▶ _Work instruction_:
Could you write out every record below exactly, leaving the pictures out?

▶ _Source records_:
----------

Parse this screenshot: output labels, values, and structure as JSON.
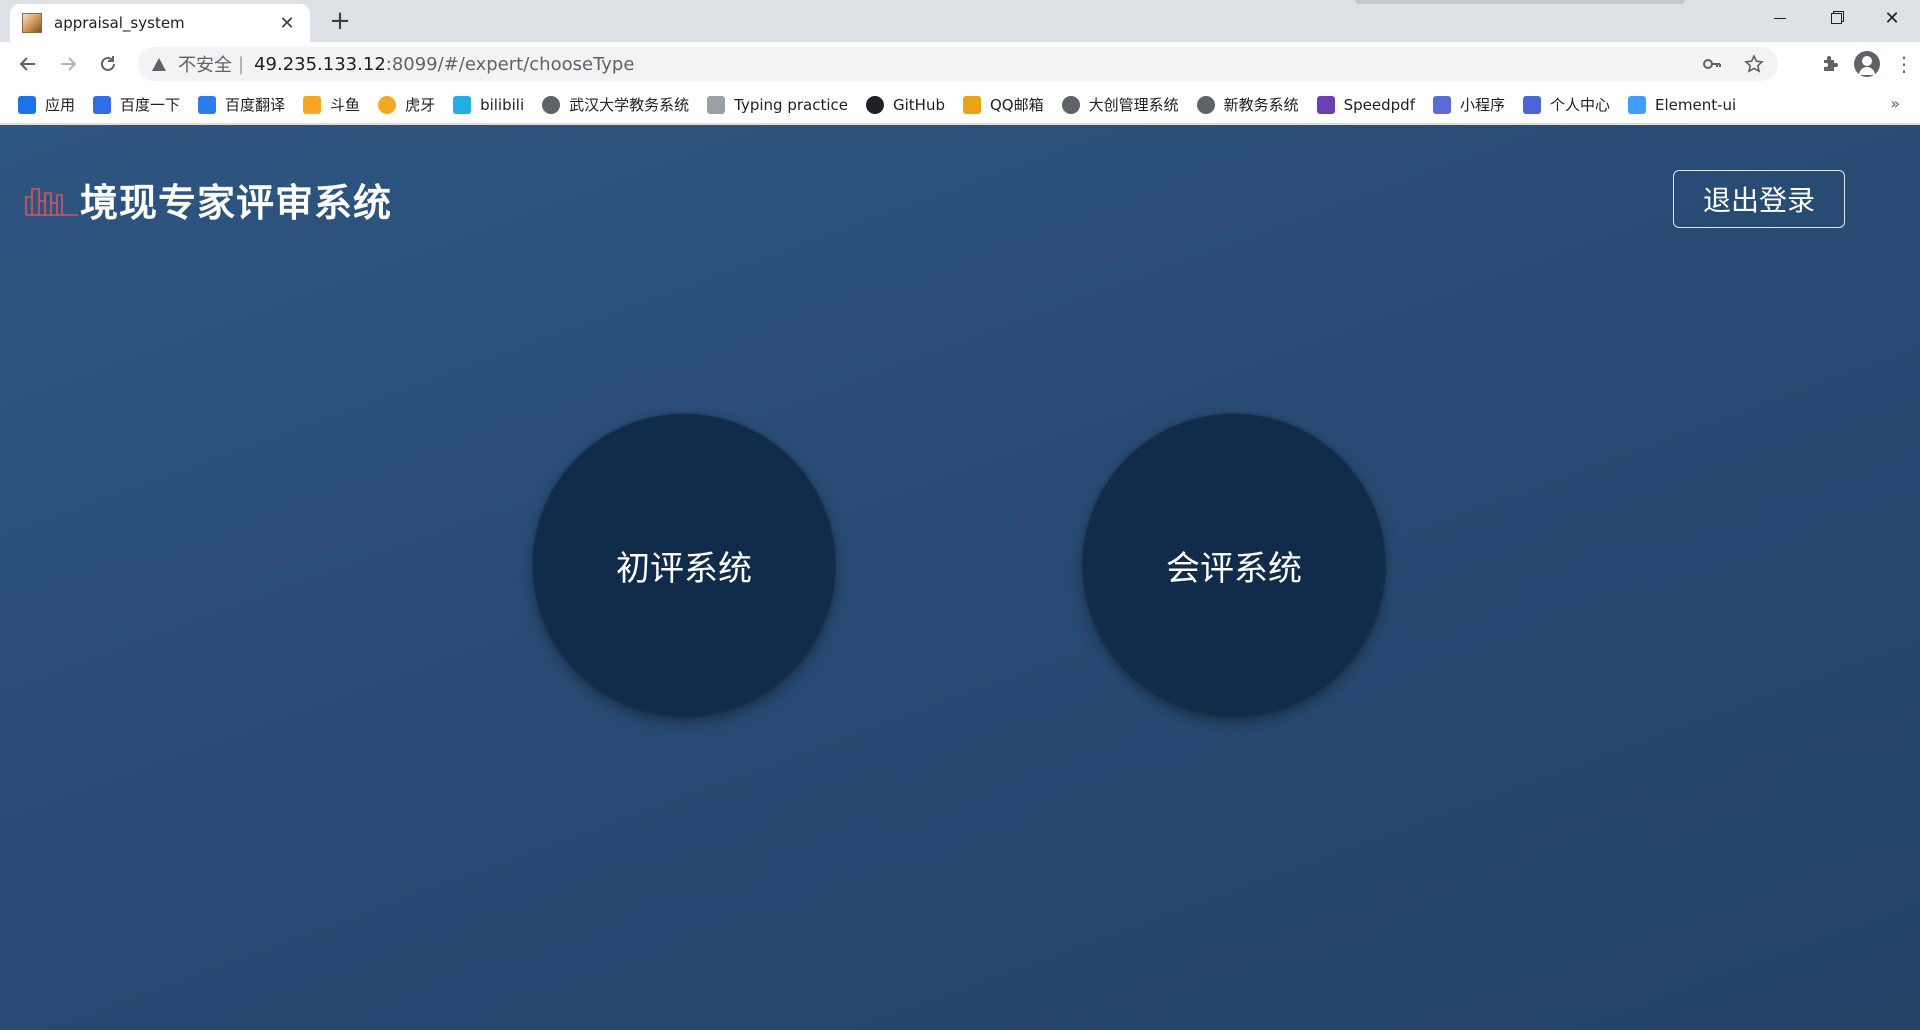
{
  "browser": {
    "tab_title": "appraisal_system",
    "tab_close": "✕",
    "new_tab": "+",
    "security_label": "不安全",
    "separator": "|",
    "url_host": "49.235.133.12",
    "url_rest": ":8099/#/expert/chooseType",
    "bookmarks": [
      {
        "label": "应用",
        "icon": "apps-grid-icon",
        "color": "#1a73e8",
        "glyph": "⋮⋮"
      },
      {
        "label": "百度一下",
        "icon": "baidu-paw-icon",
        "color": "#2f6ee6",
        "glyph": "✻"
      },
      {
        "label": "百度翻译",
        "icon": "translate-icon",
        "color": "#2b7bf0",
        "glyph": "译"
      },
      {
        "label": "斗鱼",
        "icon": "douyu-icon",
        "color": "#f6a623",
        "glyph": "✦"
      },
      {
        "label": "虎牙",
        "icon": "huya-icon",
        "color": "#f5a623",
        "glyph": "●"
      },
      {
        "label": "bilibili",
        "icon": "bilibili-icon",
        "color": "#23ade5",
        "glyph": "▣"
      },
      {
        "label": "武汉大学教务系统",
        "icon": "globe-icon",
        "color": "#5f6368",
        "glyph": "●"
      },
      {
        "label": "Typing practice",
        "icon": "typing-doc-icon",
        "color": "#9aa0a6",
        "glyph": "▤"
      },
      {
        "label": "GitHub",
        "icon": "github-icon",
        "color": "#202124",
        "glyph": "●"
      },
      {
        "label": "QQ邮箱",
        "icon": "qqmail-icon",
        "color": "#e8a317",
        "glyph": "◎"
      },
      {
        "label": "大创管理系统",
        "icon": "globe-icon",
        "color": "#5f6368",
        "glyph": "●"
      },
      {
        "label": "新教务系统",
        "icon": "globe-icon",
        "color": "#5f6368",
        "glyph": "●"
      },
      {
        "label": "Speedpdf",
        "icon": "speedpdf-icon",
        "color": "#6a3fb5",
        "glyph": "➤"
      },
      {
        "label": "小程序",
        "icon": "miniprogram-icon",
        "color": "#5b6bd8",
        "glyph": "§"
      },
      {
        "label": "个人中心",
        "icon": "profile-center-icon",
        "color": "#4a67d6",
        "glyph": "卍"
      },
      {
        "label": "Element-ui",
        "icon": "element-ui-icon",
        "color": "#409eff",
        "glyph": "⬢"
      }
    ],
    "bookmarks_more": "»"
  },
  "page": {
    "title": "境现专家评审系统",
    "logout_label": "退出登录",
    "options": [
      {
        "label": "初评系统"
      },
      {
        "label": "会评系统"
      }
    ],
    "background_color": "#2a4f79",
    "circle_color": "#102c4a",
    "logo_color": "#d9545a"
  }
}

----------

▶ _Finished task_:
Parse this screenshot: output labels, values, and structure as JSON.
{
  "browser": {
    "tab_title": "appraisal_system",
    "tab_close": "✕",
    "new_tab": "+",
    "security_label": "不安全",
    "separator": "|",
    "url_host": "49.235.133.12",
    "url_rest": ":8099/#/expert/chooseType",
    "bookmarks": [
      {
        "label": "应用",
        "icon": "apps-grid-icon",
        "color": "#1a73e8",
        "glyph": "⋮⋮"
      },
      {
        "label": "百度一下",
        "icon": "baidu-paw-icon",
        "color": "#2f6ee6",
        "glyph": "✻"
      },
      {
        "label": "百度翻译",
        "icon": "translate-icon",
        "color": "#2b7bf0",
        "glyph": "译"
      },
      {
        "label": "斗鱼",
        "icon": "douyu-icon",
        "color": "#f6a623",
        "glyph": "✦"
      },
      {
        "label": "虎牙",
        "icon": "huya-icon",
        "color": "#f5a623",
        "glyph": "●"
      },
      {
        "label": "bilibili",
        "icon": "bilibili-icon",
        "color": "#23ade5",
        "glyph": "▣"
      },
      {
        "label": "武汉大学教务系统",
        "icon": "globe-icon",
        "color": "#5f6368",
        "glyph": "●"
      },
      {
        "label": "Typing practice",
        "icon": "typing-doc-icon",
        "color": "#9aa0a6",
        "glyph": "▤"
      },
      {
        "label": "GitHub",
        "icon": "github-icon",
        "color": "#202124",
        "glyph": "●"
      },
      {
        "label": "QQ邮箱",
        "icon": "qqmail-icon",
        "color": "#e8a317",
        "glyph": "◎"
      },
      {
        "label": "大创管理系统",
        "icon": "globe-icon",
        "color": "#5f6368",
        "glyph": "●"
      },
      {
        "label": "新教务系统",
        "icon": "globe-icon",
        "color": "#5f6368",
        "glyph": "●"
      },
      {
        "label": "Speedpdf",
        "icon": "speedpdf-icon",
        "color": "#6a3fb5",
        "glyph": "➤"
      },
      {
        "label": "小程序",
        "icon": "miniprogram-icon",
        "color": "#5b6bd8",
        "glyph": "§"
      },
      {
        "label": "个人中心",
        "icon": "profile-center-icon",
        "color": "#4a67d6",
        "glyph": "卍"
      },
      {
        "label": "Element-ui",
        "icon": "element-ui-icon",
        "color": "#409eff",
        "glyph": "⬢"
      }
    ],
    "bookmarks_more": "»"
  },
  "page": {
    "title": "境现专家评审系统",
    "logout_label": "退出登录",
    "options": [
      {
        "label": "初评系统"
      },
      {
        "label": "会评系统"
      }
    ],
    "background_color": "#2a4f79",
    "circle_color": "#102c4a",
    "logo_color": "#d9545a"
  }
}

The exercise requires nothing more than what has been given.